Perhaps most important, the company made progress on its ROTCE, or return on average tangible common equity. It grew from Q4's 9.9% to 10.3%. While that's still less than Bank of America's goal of 12.0%, a ROTCE of 10.3% is still more than respectable within the banking world.
In a bigger sense though, last quarter's results from BofA confirm its semi-checkered past is truly in the past.

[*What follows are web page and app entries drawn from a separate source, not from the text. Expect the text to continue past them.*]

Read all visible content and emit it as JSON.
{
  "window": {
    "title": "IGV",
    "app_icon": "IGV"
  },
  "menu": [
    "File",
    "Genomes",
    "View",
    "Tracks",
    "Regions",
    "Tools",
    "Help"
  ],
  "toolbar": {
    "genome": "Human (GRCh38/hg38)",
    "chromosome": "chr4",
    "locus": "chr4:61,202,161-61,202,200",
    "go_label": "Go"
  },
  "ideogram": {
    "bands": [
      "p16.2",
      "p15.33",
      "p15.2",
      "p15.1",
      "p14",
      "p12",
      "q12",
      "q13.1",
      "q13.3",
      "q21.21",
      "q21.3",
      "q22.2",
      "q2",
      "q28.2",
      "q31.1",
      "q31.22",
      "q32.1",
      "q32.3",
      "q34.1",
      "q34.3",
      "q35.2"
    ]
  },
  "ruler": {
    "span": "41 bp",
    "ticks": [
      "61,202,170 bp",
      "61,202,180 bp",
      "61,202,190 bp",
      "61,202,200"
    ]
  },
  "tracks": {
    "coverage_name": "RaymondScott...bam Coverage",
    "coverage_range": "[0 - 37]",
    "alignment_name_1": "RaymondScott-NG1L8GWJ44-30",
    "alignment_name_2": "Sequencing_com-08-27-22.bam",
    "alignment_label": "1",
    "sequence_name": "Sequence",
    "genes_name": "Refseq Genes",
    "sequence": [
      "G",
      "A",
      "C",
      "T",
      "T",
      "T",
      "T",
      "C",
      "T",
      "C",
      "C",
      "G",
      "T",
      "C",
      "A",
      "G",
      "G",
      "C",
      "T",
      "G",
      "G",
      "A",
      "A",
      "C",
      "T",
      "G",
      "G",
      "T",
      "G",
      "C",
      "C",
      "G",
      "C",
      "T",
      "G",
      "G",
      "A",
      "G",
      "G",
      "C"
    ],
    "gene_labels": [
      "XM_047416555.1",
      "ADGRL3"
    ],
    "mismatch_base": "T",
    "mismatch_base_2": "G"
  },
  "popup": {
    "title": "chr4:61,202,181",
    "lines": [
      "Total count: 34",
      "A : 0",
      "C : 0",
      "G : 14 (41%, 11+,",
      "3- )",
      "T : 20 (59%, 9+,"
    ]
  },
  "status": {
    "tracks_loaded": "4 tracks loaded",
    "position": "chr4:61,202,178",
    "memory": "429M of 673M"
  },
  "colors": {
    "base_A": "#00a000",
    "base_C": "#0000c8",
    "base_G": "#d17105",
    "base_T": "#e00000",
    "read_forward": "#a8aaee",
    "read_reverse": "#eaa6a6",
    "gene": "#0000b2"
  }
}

Like all banks, Bank of America struggled in the wake of the subprime loan meltdown. That stumble was followed by trouble with its energy/oil loan portfolio following the 2014 implosion of crude oil prices. Unlike most of its peers though, Bank of America was slow to find the Fed's full blessing after going through the regulatory "stress trust." The Federal Reserve largely kept the brakes on Bank of America's dividend growth, and also required the bank to up its reserves of higher-quality capital (this crimping its ability to grow). After the first quarter report though, those headwinds are decidedly in the rear-view mirror. The company is now starting its second full-year of strong earnings growth, and analysts expect more of the same -- and actually better margins -- going forward.
The good news couldn't have come at a better time either.
Although much of the pullback since early March can be chalked up to an exceedingly frothy February. Nonetheless, the downtrend's rekindling in early April posed a real threat to BAC shares. A couple of different support levels -- one horizontal, and the other rising -- came into play. Had the stock broken under either or both of those support levels this week, the selling floodgates could have opened. Rather, those floors acted as floors on Monday, prompting a turnaround that saw some follow-through today. For the time being at least, BofA has escaped a bigger meltdown.
Don't get too bullish just yet. As the chart also shows, Bank of America shares bumped into the 20-day moving average line early in Tuesday's session and have rolled over. The stock could still very easily peel back until it breaks under those support lines. The selling fireworks could still start in earnest then. From a fundamental perspective though, such a pullback would be against the grain of the results trend and outlook, and be a buying opportunity.
On the flipside, never try and catch a falling knife. Make sure any meltdown is good and done before tiptoeing in.
At the same time, know that BAC could still evade a pullback and jolt higher instead. It would just need to clear the 20-day moving average line (blue) and the 100-day moving average line (gray) first.